He thinks I am rationalising junk DNA with a pile of ‘what-ifs’. But the fact is that most of my ‘what-ifs’ are already known to have some basis in reality. I am not denying any obvious reality. Indeed, the basic machinery of life looks like design, far more than when Paley was around. Yes, there could also be a great deal of junk. That’s why I have said a number of times that ID is not committed to the idea that there is no junk.
Yet, from my point of view, I see a whole pile of Darwinian/post-Darwinian materialists who have only partly explored the genome, working from an assumption that the genome was not designed, and thus are jumping the gun on the evidence. For example, Larry still seems to think that pseudogenes are of themselves ‘solid evidence’ of broken genes despite the fact that we know that at least some pseudogenes influence the rate of translation of real genes by competing with them; a simple design reason why there should be ‘false genes’ = pseudogenes. Who has explored the rest of them?
From his emotive response to my perfectly valid, albeit speculative suggestions (though they were not plucked out of the air either), I don’t trust this guy to think clearly and calmly about the possibility of design. That’s the real problem.
Edit 12 May 2013:
Larry’s insistence that pseudogene = ‘broken gene’ comes from a particular way of thinking about biology: thinking of it in terms of a historical narrative rather than simply reporting the facts of what we see now. This affects much of what he talks about, but here I am choosing to focus on pseudogenes. The best way to talk science is to first state facts and provide an explanation, and then let the observer make up his mind, having been educated, and then let the observer attempt his own explanation of the facts. Being clear about what are facts, and what are interpretations, aids this, but Larry does not practice this when dealing with ID.
The facts are that we have many false genes (pseudogenes) that look like strikingly like particular real genes, and that some of them are known to be functional, and some of those are known to operate by regulating their corresponding real genes by generating competing transcripts. One possible history that would arrive at these observations is if a real gene was duplicated and then one copy was broken to make the pseudogene, and that some subsequently ‘discovered’ a function by chance. Larry believes this is the only possible explanation. He asserts ‘pseudogenes are broken genes’, as if true by definition. However, it is not the only explanation if one considers design. A designer might well make a false gene to regulate a real gene in this way. Why not? But Larry doesn’t consider design. He doesn’t even look at the possibility. That’s why he doesn’t understand that pseudogenes are not necessarily broken genes, and thus are not evidence for junk.
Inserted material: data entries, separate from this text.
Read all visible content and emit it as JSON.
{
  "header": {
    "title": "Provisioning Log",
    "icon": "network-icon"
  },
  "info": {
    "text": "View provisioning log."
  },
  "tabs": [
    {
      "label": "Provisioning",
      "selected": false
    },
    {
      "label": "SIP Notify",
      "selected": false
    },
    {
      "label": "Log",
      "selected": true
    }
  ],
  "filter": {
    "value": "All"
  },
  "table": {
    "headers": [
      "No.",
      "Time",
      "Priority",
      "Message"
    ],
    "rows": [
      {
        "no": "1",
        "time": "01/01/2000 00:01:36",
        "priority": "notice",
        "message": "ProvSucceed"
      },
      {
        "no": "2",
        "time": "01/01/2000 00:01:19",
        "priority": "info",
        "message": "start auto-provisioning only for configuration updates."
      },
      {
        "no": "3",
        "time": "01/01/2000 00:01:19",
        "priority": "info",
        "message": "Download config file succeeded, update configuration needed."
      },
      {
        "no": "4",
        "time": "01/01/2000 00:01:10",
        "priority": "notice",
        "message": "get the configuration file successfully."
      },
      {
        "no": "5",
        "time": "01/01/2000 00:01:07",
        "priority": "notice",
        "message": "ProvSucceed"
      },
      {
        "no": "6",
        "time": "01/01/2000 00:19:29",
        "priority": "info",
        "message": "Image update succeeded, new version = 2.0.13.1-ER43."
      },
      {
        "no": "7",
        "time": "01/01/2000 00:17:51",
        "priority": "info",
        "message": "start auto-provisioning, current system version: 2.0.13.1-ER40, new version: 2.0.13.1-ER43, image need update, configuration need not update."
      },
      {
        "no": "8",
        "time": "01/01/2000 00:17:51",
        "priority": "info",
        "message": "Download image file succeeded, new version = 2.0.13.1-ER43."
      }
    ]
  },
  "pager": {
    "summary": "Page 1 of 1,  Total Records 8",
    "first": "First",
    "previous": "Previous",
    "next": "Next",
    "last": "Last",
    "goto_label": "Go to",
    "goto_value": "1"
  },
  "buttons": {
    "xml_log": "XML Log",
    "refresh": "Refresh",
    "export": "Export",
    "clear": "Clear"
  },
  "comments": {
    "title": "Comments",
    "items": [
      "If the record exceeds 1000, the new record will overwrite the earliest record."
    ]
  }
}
Larry was rather snide about computer scientists, as if they don’t understand the fundamentals of biology. Hmmm. I am more of a mathematical physicist than a computer scientist, and it seems to me that Larry doesn’t understand that stories/narratives about genes breaking and then discovering new function, are not enough for those looking for a natural (physical) explanation. I want to see hard probabilities. It seems that biologists are too happy with narrative and don’t realise the importance of probabilities. If you don’t know how to estimate probabilities, I am sure people like Doug Axe and the Biologic Institute could help you.